On Monday, armed gunmen, swearing to overthrow South Sudanese President Salva Kiir’s government, ambushed three buses using rocket-propelled grenades and other heavy weaponry as the buses approached Uganda’s border with South Sudan.
Brigadier Lul Ruai Koang, the spokesperson of the Sudan People’s Liberation Army (SPLA) in government, said rebels loyal to Machar, the former first vice president, were behind the attacks, Uganda’s Observer newspaper reported on Wednesday.
“The political and military leadership of Machar’s SPLA-IO has always come out to say that such attacks were carried out by their forces. But what is bothering our minds is why they are targeting civilians?” asked Koang.
The spokesman added that Machar’s forces were bent on making South Sudan ungovernable by staging ambushes on major roads that lead to the capital, hence cutting it off from its main supply routes, reported the Observer.
“From the way they have been carrying out their ambushes, it is an indication that they are against peace in the country.
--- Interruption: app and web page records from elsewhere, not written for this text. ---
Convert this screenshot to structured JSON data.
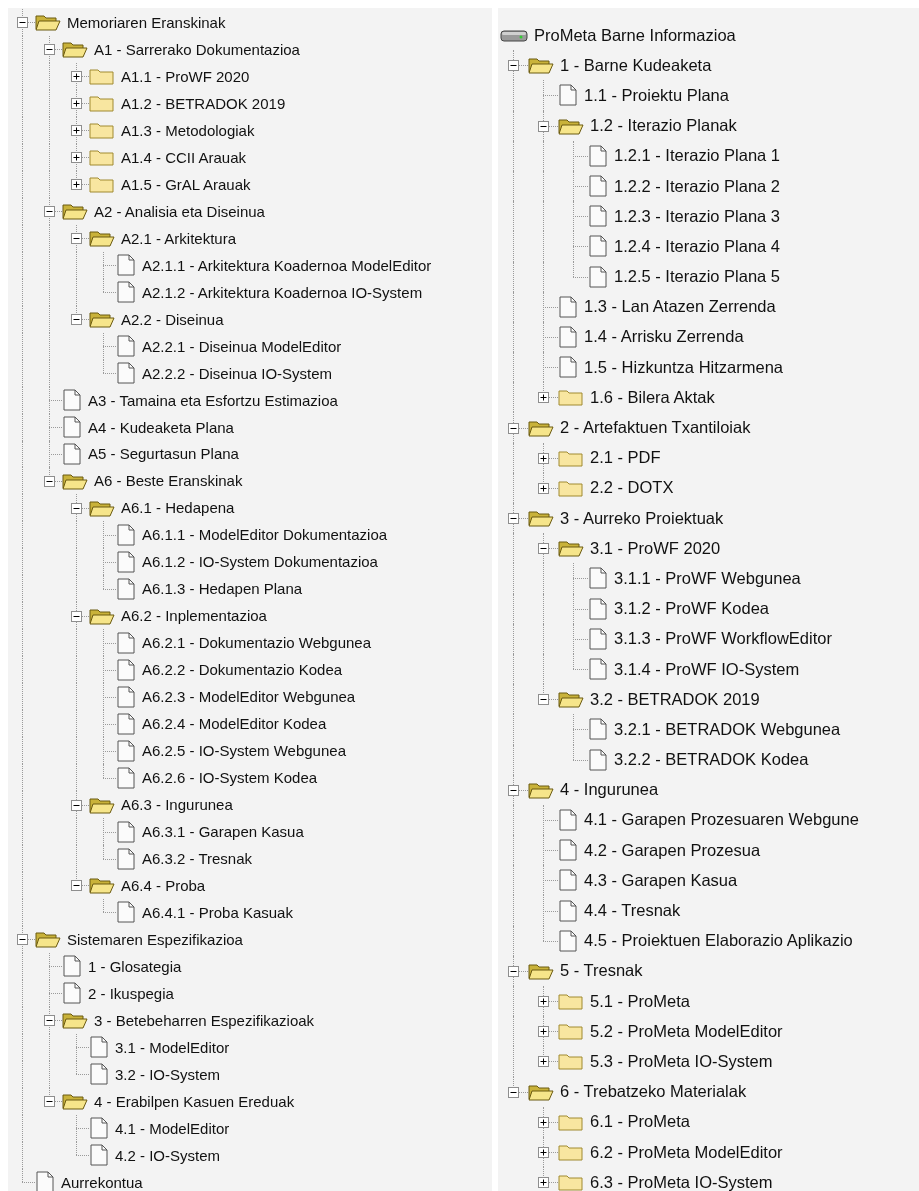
{
  "left_tree": {
    "nodes": [
      {
        "label": "Memoriaren Eranskinak",
        "kind": "folder",
        "expanded": true,
        "children": [
          {
            "label": "A1 - Sarrerako Dokumentazioa",
            "kind": "folder",
            "expanded": true,
            "children": [
              {
                "label": "A1.1 - ProWF 2020",
                "kind": "folder",
                "expanded": false
              },
              {
                "label": "A1.2 - BETRADOK 2019",
                "kind": "folder",
                "expanded": false
              },
              {
                "label": "A1.3 - Metodologiak",
                "kind": "folder",
                "expanded": false
              },
              {
                "label": "A1.4 - CCII Arauak",
                "kind": "folder",
                "expanded": false
              },
              {
                "label": "A1.5 - GrAL Arauak",
                "kind": "folder",
                "expanded": false
              }
            ]
          },
          {
            "label": "A2 - Analisia eta Diseinua",
            "kind": "folder",
            "expanded": true,
            "children": [
              {
                "label": "A2.1 - Arkitektura",
                "kind": "folder",
                "expanded": true,
                "children": [
                  {
                    "label": "A2.1.1 - Arkitektura Koadernoa ModelEditor",
                    "kind": "file"
                  },
                  {
                    "label": "A2.1.2 - Arkitektura Koadernoa IO-System",
                    "kind": "file"
                  }
                ]
              },
              {
                "label": "A2.2 - Diseinua",
                "kind": "folder",
                "expanded": true,
                "children": [
                  {
                    "label": "A2.2.1 - Diseinua ModelEditor",
                    "kind": "file"
                  },
                  {
                    "label": "A2.2.2 - Diseinua IO-System",
                    "kind": "file"
                  }
                ]
              }
            ]
          },
          {
            "label": "A3 - Tamaina eta Esfortzu Estimazioa",
            "kind": "file"
          },
          {
            "label": "A4 - Kudeaketa Plana",
            "kind": "file"
          },
          {
            "label": "A5 - Segurtasun Plana",
            "kind": "file"
          },
          {
            "label": "A6 - Beste Eranskinak",
            "kind": "folder",
            "expanded": true,
            "children": [
              {
                "label": "A6.1 - Hedapena",
                "kind": "folder",
                "expanded": true,
                "children": [
                  {
                    "label": "A6.1.1 - ModelEditor Dokumentazioa",
                    "kind": "file"
                  },
                  {
                    "label": "A6.1.2 - IO-System Dokumentazioa",
                    "kind": "file"
                  },
                  {
                    "label": "A6.1.3 - Hedapen Plana",
                    "kind": "file"
                  }
                ]
              },
              {
                "label": "A6.2 - Inplementazioa",
                "kind": "folder",
                "expanded": true,
                "children": [
                  {
                    "label": "A6.2.1 - Dokumentazio Webgunea",
                    "kind": "file"
                  },
                  {
                    "label": "A6.2.2 - Dokumentazio Kodea",
                    "kind": "file"
                  },
                  {
                    "label": "A6.2.3 - ModelEditor Webgunea",
                    "kind": "file"
                  },
                  {
                    "label": "A6.2.4 - ModelEditor Kodea",
                    "kind": "file"
                  },
                  {
                    "label": "A6.2.5 - IO-System Webgunea",
                    "kind": "file"
                  },
                  {
                    "label": "A6.2.6 - IO-System Kodea",
                    "kind": "file"
                  }
                ]
              },
              {
                "label": "A6.3 - Ingurunea",
                "kind": "folder",
                "expanded": true,
                "children": [
                  {
                    "label": "A6.3.1 - Garapen Kasua",
                    "kind": "file"
                  },
                  {
                    "label": "A6.3.2 - Tresnak",
                    "kind": "file"
                  }
                ]
              },
              {
                "label": "A6.4 - Proba",
                "kind": "folder",
                "expanded": true,
                "children": [
                  {
                    "label": "A6.4.1 - Proba Kasuak",
                    "kind": "file"
                  }
                ]
              }
            ]
          }
        ]
      },
      {
        "label": "Sistemaren Espezifikazioa",
        "kind": "folder",
        "expanded": true,
        "children": [
          {
            "label": "1 - Glosategia",
            "kind": "file"
          },
          {
            "label": "2 - Ikuspegia",
            "kind": "file"
          },
          {
            "label": "3 - Betebeharren Espezifikazioak",
            "kind": "folder",
            "expanded": true,
            "children": [
              {
                "label": "3.1 - ModelEditor",
                "kind": "file"
              },
              {
                "label": "3.2 - IO-System",
                "kind": "file"
              }
            ]
          },
          {
            "label": "4 - Erabilpen Kasuen Ereduak",
            "kind": "folder",
            "expanded": true,
            "children": [
              {
                "label": "4.1 - ModelEditor",
                "kind": "file"
              },
              {
                "label": "4.2 - IO-System",
                "kind": "file"
              }
            ]
          }
        ]
      },
      {
        "label": "Aurrekontua",
        "kind": "file"
      }
    ]
  },
  "right_tree": {
    "root": {
      "label": "ProMeta Barne Informazioa",
      "kind": "drive"
    },
    "nodes": [
      {
        "label": "1 - Barne Kudeaketa",
        "kind": "folder",
        "expanded": true,
        "children": [
          {
            "label": "1.1 - Proiektu Plana",
            "kind": "file"
          },
          {
            "label": "1.2 - Iterazio Planak",
            "kind": "folder",
            "expanded": true,
            "children": [
              {
                "label": "1.2.1 - Iterazio Plana 1",
                "kind": "file"
              },
              {
                "label": "1.2.2 - Iterazio Plana 2",
                "kind": "file"
              },
              {
                "label": "1.2.3 - Iterazio Plana 3",
                "kind": "file"
              },
              {
                "label": "1.2.4 - Iterazio Plana 4",
                "kind": "file"
              },
              {
                "label": "1.2.5 - Iterazio Plana 5",
                "kind": "file"
              }
            ]
          },
          {
            "label": "1.3 - Lan Atazen Zerrenda",
            "kind": "file"
          },
          {
            "label": "1.4 - Arrisku Zerrenda",
            "kind": "file"
          },
          {
            "label": "1.5 - Hizkuntza Hitzarmena",
            "kind": "file"
          },
          {
            "label": "1.6 - Bilera Aktak",
            "kind": "folder",
            "expanded": false
          }
        ]
      },
      {
        "label": "2 - Artefaktuen Txantiloiak",
        "kind": "folder",
        "expanded": true,
        "children": [
          {
            "label": "2.1 - PDF",
            "kind": "folder",
            "expanded": false
          },
          {
            "label": "2.2 - DOTX",
            "kind": "folder",
            "expanded": false
          }
        ]
      },
      {
        "label": "3 - Aurreko Proiektuak",
        "kind": "folder",
        "expanded": true,
        "children": [
          {
            "label": "3.1 - ProWF 2020",
            "kind": "folder",
            "expanded": true,
            "children": [
              {
                "label": "3.1.1 - ProWF Webgunea",
                "kind": "file"
              },
              {
                "label": "3.1.2 - ProWF Kodea",
                "kind": "file"
              },
              {
                "label": "3.1.3 - ProWF WorkflowEditor",
                "kind": "file"
              },
              {
                "label": "3.1.4 - ProWF IO-System",
                "kind": "file"
              }
            ]
          },
          {
            "label": "3.2 - BETRADOK 2019",
            "kind": "folder",
            "expanded": true,
            "children": [
              {
                "label": "3.2.1 - BETRADOK Webgunea",
                "kind": "file"
              },
              {
                "label": "3.2.2 - BETRADOK Kodea",
                "kind": "file"
              }
            ]
          }
        ]
      },
      {
        "label": "4 - Ingurunea",
        "kind": "folder",
        "expanded": true,
        "children": [
          {
            "label": "4.1 - Garapen Prozesuaren Webgune",
            "kind": "file"
          },
          {
            "label": "4.2 - Garapen Prozesua",
            "kind": "file"
          },
          {
            "label": "4.3 - Garapen Kasua",
            "kind": "file"
          },
          {
            "label": "4.4 - Tresnak",
            "kind": "file"
          },
          {
            "label": "4.5 - Proiektuen Elaborazio Aplikazio",
            "kind": "file"
          }
        ]
      },
      {
        "label": "5 - Tresnak",
        "kind": "folder",
        "expanded": true,
        "children": [
          {
            "label": "5.1 - ProMeta",
            "kind": "folder",
            "expanded": false
          },
          {
            "label": "5.2 - ProMeta ModelEditor",
            "kind": "folder",
            "expanded": false
          },
          {
            "label": "5.3 - ProMeta IO-System",
            "kind": "folder",
            "expanded": false
          }
        ]
      },
      {
        "label": "6 - Trebatzeko Materialak",
        "kind": "folder",
        "expanded": true,
        "children": [
          {
            "label": "6.1 - ProMeta",
            "kind": "folder",
            "expanded": false
          },
          {
            "label": "6.2 - ProMeta ModelEditor",
            "kind": "folder",
            "expanded": false
          },
          {
            "label": "6.3 - ProMeta IO-System",
            "kind": "folder",
            "expanded": false
          }
        ]
      }
    ]
  }
}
They are also motivated by greed because in every ambush, they loot people of all their valuables, including phones and money,” Koang added
During Monday’s attacks, one of the bus drivers was shot in the leg as he tried to escape and one of the buses was torched after the terrified passengers, mostly Ugandans, had been robbed at gunpoint of personal belongings and had their passports confiscated.
The passengers were eventually released after being forced to march several kilometres in the bush but not before being subjected to a verbal tirade against Dinkas who are from the same tribe as Kiir.
The gunmen also threatened to wipe out Ugandans if they continued to side with the Dinkas and Kiir’s government.
Koang used to be the spokesperson of the Sudan People’s Liberation Movement in opposition (SPLM-IO) before he fell out with Machar in 2015.
The majority of South Sudan’s imports enter the country through the Nimule border point with Uganda.